## RECORDS SHOWN
[Start of section]

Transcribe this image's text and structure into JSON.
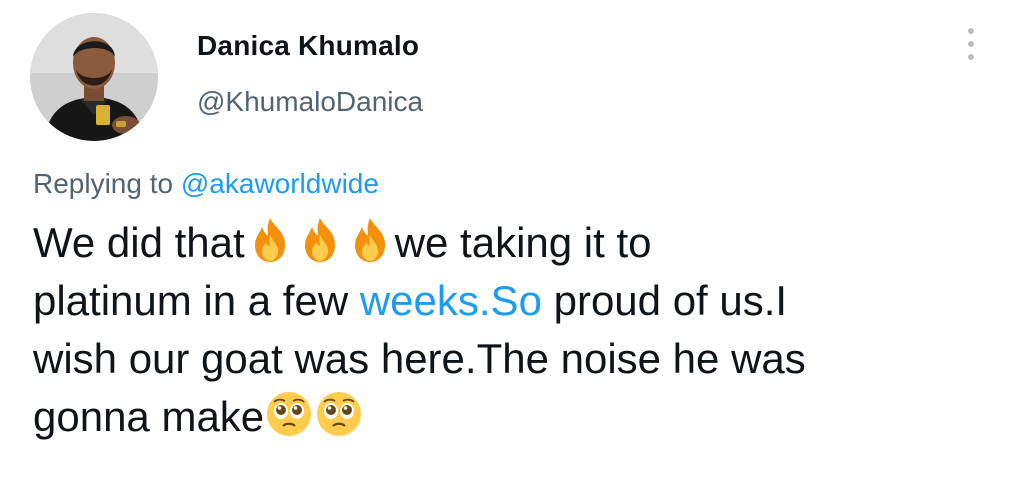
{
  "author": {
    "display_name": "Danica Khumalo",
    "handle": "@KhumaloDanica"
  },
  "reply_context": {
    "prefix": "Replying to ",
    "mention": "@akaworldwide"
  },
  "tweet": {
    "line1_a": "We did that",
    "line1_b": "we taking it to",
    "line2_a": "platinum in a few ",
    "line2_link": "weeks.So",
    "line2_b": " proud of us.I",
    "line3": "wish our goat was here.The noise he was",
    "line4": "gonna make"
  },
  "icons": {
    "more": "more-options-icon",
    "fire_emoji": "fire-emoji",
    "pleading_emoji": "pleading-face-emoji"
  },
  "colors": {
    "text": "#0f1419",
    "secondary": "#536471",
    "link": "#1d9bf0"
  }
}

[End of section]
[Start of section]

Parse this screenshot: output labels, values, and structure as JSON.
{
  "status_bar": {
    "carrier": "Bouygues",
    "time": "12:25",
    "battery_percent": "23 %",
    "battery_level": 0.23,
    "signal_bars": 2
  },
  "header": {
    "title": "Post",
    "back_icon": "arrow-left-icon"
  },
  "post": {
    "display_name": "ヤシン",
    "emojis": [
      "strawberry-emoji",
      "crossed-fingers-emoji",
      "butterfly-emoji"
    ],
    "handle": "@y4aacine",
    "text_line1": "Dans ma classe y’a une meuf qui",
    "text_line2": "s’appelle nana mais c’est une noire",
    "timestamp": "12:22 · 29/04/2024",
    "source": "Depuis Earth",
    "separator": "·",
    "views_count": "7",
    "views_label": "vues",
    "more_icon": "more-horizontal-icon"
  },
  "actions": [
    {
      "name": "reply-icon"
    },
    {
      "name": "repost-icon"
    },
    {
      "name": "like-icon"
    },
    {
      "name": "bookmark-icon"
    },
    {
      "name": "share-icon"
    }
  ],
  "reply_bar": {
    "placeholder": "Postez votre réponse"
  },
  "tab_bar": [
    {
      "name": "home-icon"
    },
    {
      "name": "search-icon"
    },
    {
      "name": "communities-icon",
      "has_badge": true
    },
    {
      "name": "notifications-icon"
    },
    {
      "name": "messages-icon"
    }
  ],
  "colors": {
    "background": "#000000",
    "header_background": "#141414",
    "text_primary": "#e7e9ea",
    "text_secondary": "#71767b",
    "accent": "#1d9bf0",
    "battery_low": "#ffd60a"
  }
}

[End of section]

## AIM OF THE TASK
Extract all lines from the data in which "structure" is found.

## SOLUTION TO THE PROBLEM
Transcribe this image's text and structure into JSON.
Parse this screenshot: output labels, values, and structure as JSON.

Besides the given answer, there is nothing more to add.